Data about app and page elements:
======

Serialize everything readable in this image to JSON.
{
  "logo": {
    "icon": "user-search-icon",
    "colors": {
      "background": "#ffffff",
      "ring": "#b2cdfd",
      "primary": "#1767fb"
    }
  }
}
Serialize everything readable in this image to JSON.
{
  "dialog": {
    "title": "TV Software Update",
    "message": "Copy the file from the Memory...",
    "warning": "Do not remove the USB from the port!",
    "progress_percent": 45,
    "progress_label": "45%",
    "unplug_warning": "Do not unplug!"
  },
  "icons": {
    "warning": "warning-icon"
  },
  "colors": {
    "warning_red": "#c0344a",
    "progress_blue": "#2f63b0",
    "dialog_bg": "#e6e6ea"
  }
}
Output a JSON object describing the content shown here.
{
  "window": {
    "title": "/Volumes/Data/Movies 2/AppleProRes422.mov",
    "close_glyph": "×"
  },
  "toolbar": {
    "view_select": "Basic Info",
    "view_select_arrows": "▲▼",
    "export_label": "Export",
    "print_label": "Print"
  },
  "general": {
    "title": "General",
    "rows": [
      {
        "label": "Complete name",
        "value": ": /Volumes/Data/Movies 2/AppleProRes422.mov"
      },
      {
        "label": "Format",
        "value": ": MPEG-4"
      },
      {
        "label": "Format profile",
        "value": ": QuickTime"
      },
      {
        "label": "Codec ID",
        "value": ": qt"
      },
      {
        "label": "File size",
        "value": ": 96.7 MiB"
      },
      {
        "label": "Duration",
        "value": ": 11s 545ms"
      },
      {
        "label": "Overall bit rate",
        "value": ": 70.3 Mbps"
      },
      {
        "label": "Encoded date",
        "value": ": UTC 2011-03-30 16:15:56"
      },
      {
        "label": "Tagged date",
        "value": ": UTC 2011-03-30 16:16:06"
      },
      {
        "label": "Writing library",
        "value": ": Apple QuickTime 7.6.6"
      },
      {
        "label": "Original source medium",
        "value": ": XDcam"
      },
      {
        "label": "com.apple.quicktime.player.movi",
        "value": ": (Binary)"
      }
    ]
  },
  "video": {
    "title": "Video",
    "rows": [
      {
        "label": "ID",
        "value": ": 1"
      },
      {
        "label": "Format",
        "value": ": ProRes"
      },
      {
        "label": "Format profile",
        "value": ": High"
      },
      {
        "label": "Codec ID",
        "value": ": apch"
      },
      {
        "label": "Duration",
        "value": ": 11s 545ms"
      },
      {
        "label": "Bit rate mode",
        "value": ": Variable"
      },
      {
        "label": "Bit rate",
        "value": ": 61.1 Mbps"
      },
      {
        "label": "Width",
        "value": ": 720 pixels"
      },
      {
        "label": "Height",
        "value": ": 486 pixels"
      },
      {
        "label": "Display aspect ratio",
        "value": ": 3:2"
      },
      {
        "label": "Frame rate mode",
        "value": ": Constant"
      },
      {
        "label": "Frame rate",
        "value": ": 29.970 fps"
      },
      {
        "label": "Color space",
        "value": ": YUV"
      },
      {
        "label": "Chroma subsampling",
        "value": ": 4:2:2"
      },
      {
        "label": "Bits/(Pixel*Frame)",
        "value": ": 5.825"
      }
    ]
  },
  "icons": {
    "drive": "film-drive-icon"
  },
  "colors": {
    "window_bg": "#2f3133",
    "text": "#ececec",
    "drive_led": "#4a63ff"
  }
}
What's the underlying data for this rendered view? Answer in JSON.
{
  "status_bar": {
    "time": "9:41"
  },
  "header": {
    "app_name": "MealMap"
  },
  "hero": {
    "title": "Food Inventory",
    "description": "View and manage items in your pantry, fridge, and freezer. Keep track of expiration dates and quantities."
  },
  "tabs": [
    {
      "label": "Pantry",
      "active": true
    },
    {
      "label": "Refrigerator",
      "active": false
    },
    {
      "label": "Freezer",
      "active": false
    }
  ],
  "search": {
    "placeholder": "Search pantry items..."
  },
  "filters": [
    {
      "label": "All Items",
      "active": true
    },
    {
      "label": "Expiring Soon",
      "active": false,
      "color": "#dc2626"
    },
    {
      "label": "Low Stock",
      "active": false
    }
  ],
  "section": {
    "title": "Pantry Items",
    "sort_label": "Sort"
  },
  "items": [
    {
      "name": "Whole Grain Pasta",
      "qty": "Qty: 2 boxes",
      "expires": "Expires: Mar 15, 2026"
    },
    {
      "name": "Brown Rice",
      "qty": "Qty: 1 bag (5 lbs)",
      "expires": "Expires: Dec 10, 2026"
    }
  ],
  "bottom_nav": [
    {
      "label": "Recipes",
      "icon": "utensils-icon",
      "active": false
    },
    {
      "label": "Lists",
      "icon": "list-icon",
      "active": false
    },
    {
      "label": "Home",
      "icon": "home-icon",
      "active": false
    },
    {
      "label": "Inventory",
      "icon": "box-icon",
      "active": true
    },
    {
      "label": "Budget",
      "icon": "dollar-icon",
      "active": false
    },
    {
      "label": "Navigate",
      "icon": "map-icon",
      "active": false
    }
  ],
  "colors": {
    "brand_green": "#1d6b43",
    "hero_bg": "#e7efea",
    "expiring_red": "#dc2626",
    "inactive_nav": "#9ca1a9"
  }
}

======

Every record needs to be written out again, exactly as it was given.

### RESPONSE BOX
Serialize everything readable in this image to JSON.
{
  "logo": {
    "icon": "user-search-icon",
    "colors": {
      "background": "#ffffff",
      "ring": "#b2cdfd",
      "primary": "#1767fb"
    }
  }
}
Serialize everything readable in this image to JSON.
{
  "dialog": {
    "title": "TV Software Update",
    "message": "Copy the file from the Memory...",
    "warning": "Do not remove the USB from the port!",
    "progress_percent": 45,
    "progress_label": "45%",
    "unplug_warning": "Do not unplug!"
  },
  "icons": {
    "warning": "warning-icon"
  },
  "colors": {
    "warning_red": "#c0344a",
    "progress_blue": "#2f63b0",
    "dialog_bg": "#e6e6ea"
  }
}
Output a JSON object describing the content shown here.
{
  "window": {
    "title": "/Volumes/Data/Movies 2/AppleProRes422.mov",
    "close_glyph": "×"
  },
  "toolbar": {
    "view_select": "Basic Info",
    "view_select_arrows": "▲▼",
    "export_label": "Export",
    "print_label": "Print"
  },
  "general": {
    "title": "General",
    "rows": [
      {
        "label": "Complete name",
        "value": ": /Volumes/Data/Movies 2/AppleProRes422.mov"
      },
      {
        "label": "Format",
        "value": ": MPEG-4"
      },
      {
        "label": "Format profile",
        "value": ": QuickTime"
      },
      {
        "label": "Codec ID",
        "value": ": qt"
      },
      {
        "label": "File size",
        "value": ": 96.7 MiB"
      },
      {
        "label": "Duration",
        "value": ": 11s 545ms"
      },
      {
        "label": "Overall bit rate",
        "value": ": 70.3 Mbps"
      },
      {
        "label": "Encoded date",
        "value": ": UTC 2011-03-30 16:15:56"
      },
      {
        "label": "Tagged date",
        "value": ": UTC 2011-03-30 16:16:06"
      },
      {
        "label": "Writing library",
        "value": ": Apple QuickTime 7.6.6"
      },
      {
        "label": "Original source medium",
        "value": ": XDcam"
      },
      {
        "label": "com.apple.quicktime.player.movi",
        "value": ": (Binary)"
      }
    ]
  },
  "video": {
    "title": "Video",
    "rows": [
      {
        "label": "ID",
        "value": ": 1"
      },
      {
        "label": "Format",
        "value": ": ProRes"
      },
      {
        "label": "Format profile",
        "value": ": High"
      },
      {
        "label": "Codec ID",
        "value": ": apch"
      },
      {
        "label": "Duration",
        "value": ": 11s 545ms"
      },
      {
        "label": "Bit rate mode",
        "value": ": Variable"
      },
      {
        "label": "Bit rate",
        "value": ": 61.1 Mbps"
      },
      {
        "label": "Width",
        "value": ": 720 pixels"
      },
      {
        "label": "Height",
        "value": ": 486 pixels"
      },
      {
        "label": "Display aspect ratio",
        "value": ": 3:2"
      },
      {
        "label": "Frame rate mode",
        "value": ": Constant"
      },
      {
        "label": "Frame rate",
        "value": ": 29.970 fps"
      },
      {
        "label": "Color space",
        "value": ": YUV"
      },
      {
        "label": "Chroma subsampling",
        "value": ": 4:2:2"
      },
      {
        "label": "Bits/(Pixel*Frame)",
        "value": ": 5.825"
      }
    ]
  },
  "icons": {
    "drive": "film-drive-icon"
  },
  "colors": {
    "window_bg": "#2f3133",
    "text": "#ececec",
    "drive_led": "#4a63ff"
  }
}
What's the underlying data for this rendered view? Answer in JSON.
{
  "status_bar": {
    "time": "9:41"
  },
  "header": {
    "app_name": "MealMap"
  },
  "hero": {
    "title": "Food Inventory",
    "description": "View and manage items in your pantry, fridge, and freezer. Keep track of expiration dates and quantities."
  },
  "tabs": [
    {
      "label": "Pantry",
      "active": true
    },
    {
      "label": "Refrigerator",
      "active": false
    },
    {
      "label": "Freezer",
      "active": false
    }
  ],
  "search": {
    "placeholder": "Search pantry items..."
  },
  "filters": [
    {
      "label": "All Items",
      "active": true
    },
    {
      "label": "Expiring Soon",
      "active": false,
      "color": "#dc2626"
    },
    {
      "label": "Low Stock",
      "active": false
    }
  ],
  "section": {
    "title": "Pantry Items",
    "sort_label": "Sort"
  },
  "items": [
    {
      "name": "Whole Grain Pasta",
      "qty": "Qty: 2 boxes",
      "expires": "Expires: Mar 15, 2026"
    },
    {
      "name": "Brown Rice",
      "qty": "Qty: 1 bag (5 lbs)",
      "expires": "Expires: Dec 10, 2026"
    }
  ],
  "bottom_nav": [
    {
      "label": "Recipes",
      "icon": "utensils-icon",
      "active": false
    },
    {
      "label": "Lists",
      "icon": "list-icon",
      "active": false
    },
    {
      "label": "Home",
      "icon": "home-icon",
      "active": false
    },
    {
      "label": "Inventory",
      "icon": "box-icon",
      "active": true
    },
    {
      "label": "Budget",
      "icon": "dollar-icon",
      "active": false
    },
    {
      "label": "Navigate",
      "icon": "map-icon",
      "active": false
    }
  ],
  "colors": {
    "brand_green": "#1d6b43",
    "hero_bg": "#e7efea",
    "expiring_red": "#dc2626",
    "inactive_nav": "#9ca1a9"
  }
}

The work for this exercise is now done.